According to Kathie Dello, the Deputy Director of the Oregon Climate Office, Oregon has been on the precipice of drought for some time, the main cause being climate change on a global scale. Because of global warming, the consequence of overpopulation and increasing greenhouse gases, Oregon didn’t get as much snow as usual over this past winter.
The lack of snowfall led to less snow buildup in the mountains. Normally, this snow melts into our streams and rivers during warmer months, but instead of a large, evenly distributed snow pack, this year’s supply was very small and melted two months earlier than usual.
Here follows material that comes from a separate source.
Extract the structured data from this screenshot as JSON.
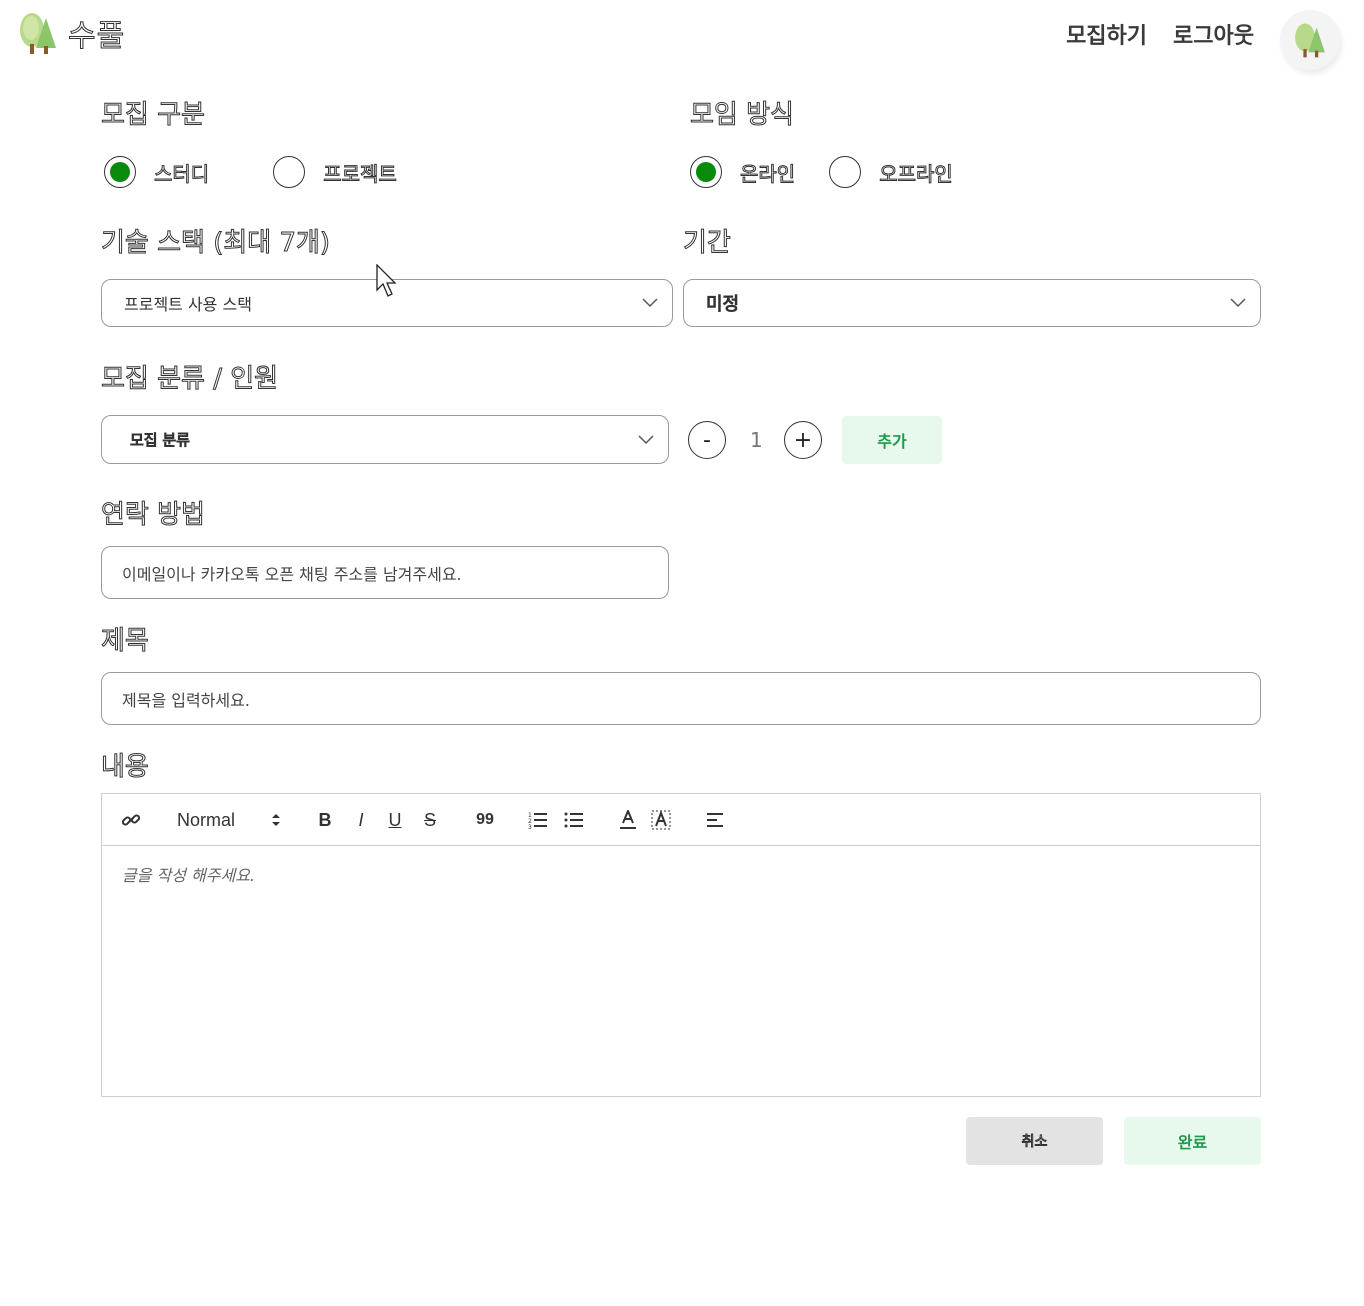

On the peak of Mt. Hood in particular, scientists measured only 28% of expected snowfall.
“Less snow at a higher elevation leads to less water recharge,” Dello explained. This lack of water recharge was the first alert to environmental officials that our water supply would present a problem.
Now, fish are dying in the state’s biggest rivers as the water grows warmer and stream flow fades. Farmers who depend on 85% of the water diverted from streams and rivers to water crops have found they will have far less water to sustain their operations. And in the Willamette Basin, infrastructures created to catch water from the melting snow packs to add to municipal supplies were found half empty. “It was a real wake-up call, looking at the water in reservoirs this year, because the levels were so low,” said Dello.
Though our drought is the result of global climate change, Oregonians can still mitigate water loss on a local scale, as long as we are willing to cooperate with government agencies working to execute water-saving strategies.
Brown’s call to action granted the state water department authority to begin regulating use of water by Oregon citizens and giving federal assistance to farmers. Since the beginning of August, 11 cities across the state have imposed some form of water conservation. While some counties educate residents with brochures, others have imposed fines for using hoses without permission.
The lifestyle changes we can make to save water are simple, said Dello. Her first recommendation is to quit watering our lawns in the summer. “Even if you let your lawn go brown, it will go back to green in the fall,” she explained. Reusing water from dishwashing and bathing to water plants and wash cars is another great way to cut down on water use. And homeowners should check their water bills to ensure they have no leaks in their pipes or sprinkler systems.
Sufficient evidence has proven wrong those who believe that Oregon is too wet for a drought. In reality, most of Oregon is quite dry, and the majority of the East has been hit even harder by the drought than the Northwest.
By Kiki Genoa